However I felt about him, though, pales in comparison to the way I feel about David Foster Wallace, a guy who I am pretty sure none of you will be familiar with.

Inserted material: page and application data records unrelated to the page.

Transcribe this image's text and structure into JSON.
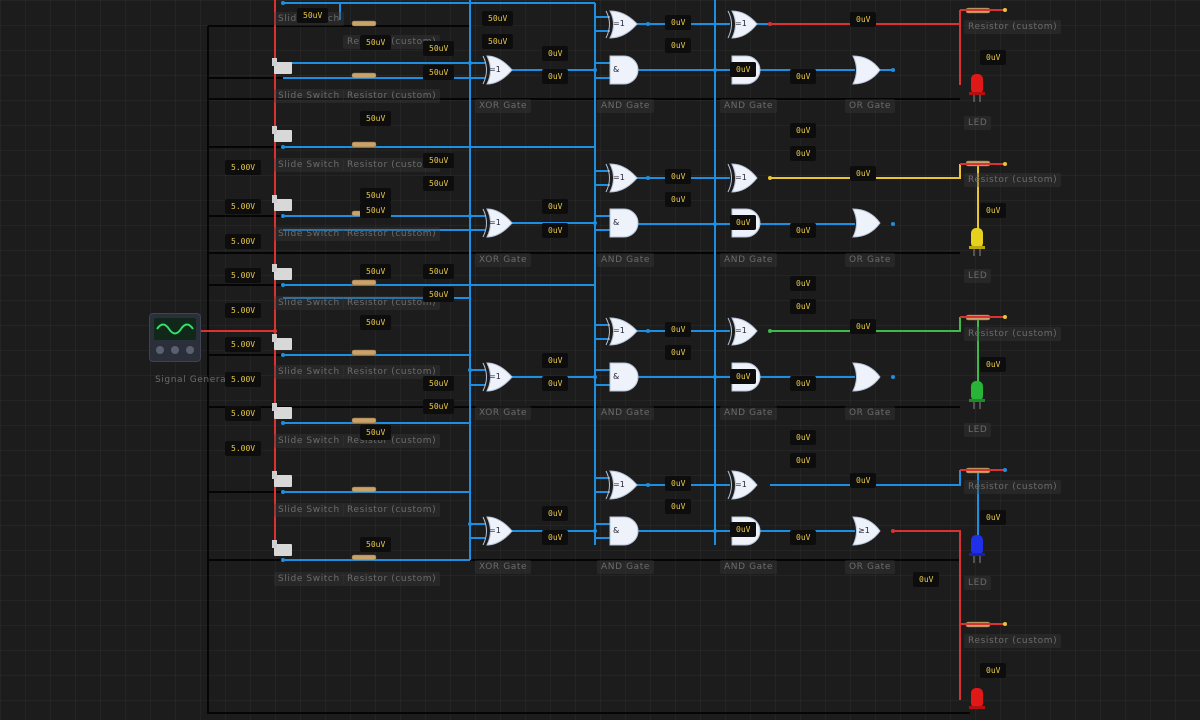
{
  "labels": {
    "signal_generator": "Signal Generato",
    "slide_switch": "Slide Switch",
    "resistor": "Resistor (custom)",
    "xor_gate": "XOR Gate",
    "and_gate": "AND Gate",
    "or_gate": "OR Gate",
    "led": "LED"
  },
  "gate_symbols": {
    "xor": "=1",
    "and": "&",
    "or": "≥1"
  },
  "readouts": {
    "v5": "5.00V",
    "v50u": "50uV",
    "v0u": "0uV"
  },
  "colors": {
    "wire_blue": "#1e8fe0",
    "wire_red": "#d83232",
    "wire_black": "#050505",
    "wire_yellow": "#e8c531",
    "wire_green": "#3fb94a",
    "led_red": "#e01818",
    "led_yellow": "#e6d21c",
    "led_green": "#28b436",
    "led_blue": "#2030e8"
  }
}
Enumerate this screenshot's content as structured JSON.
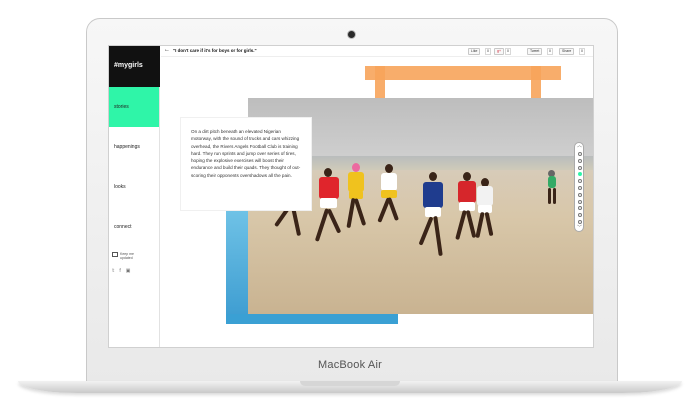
{
  "device": {
    "brand_label": "MacBook Air"
  },
  "logo": "#mygirls",
  "nav": [
    {
      "label": "stories",
      "active": true
    },
    {
      "label": "happenings",
      "active": false
    },
    {
      "label": "looks",
      "active": false
    },
    {
      "label": "connect",
      "active": false
    }
  ],
  "keep_up": {
    "line1": "Keep me",
    "line2": "updated"
  },
  "social_icons": [
    "twitter-icon",
    "facebook-icon",
    "instagram-icon"
  ],
  "topbar": {
    "headline": "\"I don't care if it's for boys or for girls.\"",
    "like_label": "Like",
    "like_count": "0",
    "share_gplus": "g+",
    "gplus_count": "0",
    "tweet_label": "Tweet",
    "tweet_count": "0",
    "share_label": "Share",
    "share_count": "0"
  },
  "caption": "On a dirt pitch beneath an elevated Nigerian motorway, with the sound of trucks and cars whizzing overhead, the Rivers Angels Football Club is training hard. They run sprints and jump over series of tires, hoping the explosive exercises will boost their endurance and build their quads. They thought of out-scoring their opponents overshadows all the pain.",
  "pager": {
    "total": 11,
    "active_index": 3
  },
  "colors": {
    "accent": "#2ff5a8",
    "orange": "#f7a45b",
    "blue": "#3aa0d4",
    "logo_bg": "#111111"
  }
}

The truth is, DFW nearly ruined me when it came to reading. I have never, in my short little life, ever read an author who had such a profound effect on me. For seven months I lugged around his masterwork, Infinite Jest, in my bag. At 1079 pages, I was constantly aware of its weight, both in the literal sense (as it was heavy as stink) and in a more metaphorical, literary sense. It was, and remains to be, the single most difficult book I have ever tried to take on. DFW pummeled his audience with an intelligence that was, for lack of a better term, intimidating - something that was entirely intentional based on his belief that a real understanding and appreciation of art could only be truly reached if the consumer had to wrestle with it, fight for it. I wrestled. And I fought. And when I came to the end, I was utterly devastated. There was a humanity and honesty in the words that I was unaccustomed to. Though I tried to read other authors after finishing it, I think its safe to say that I was flat out unable to enjoy them. I really didn't enjoy reading again until I picked up another one of his books. And so it has gone, ever since.
DFW - you were a titan walking amongst mere mortals. For Crowder and myself, I can safely say that you will be missed tremendously. The world of literature will never, ever be quite the same.
"And when he came to, he was flat on his back on the beach in the freezing sand, and it was raining out of a low sky, and the tide was way out."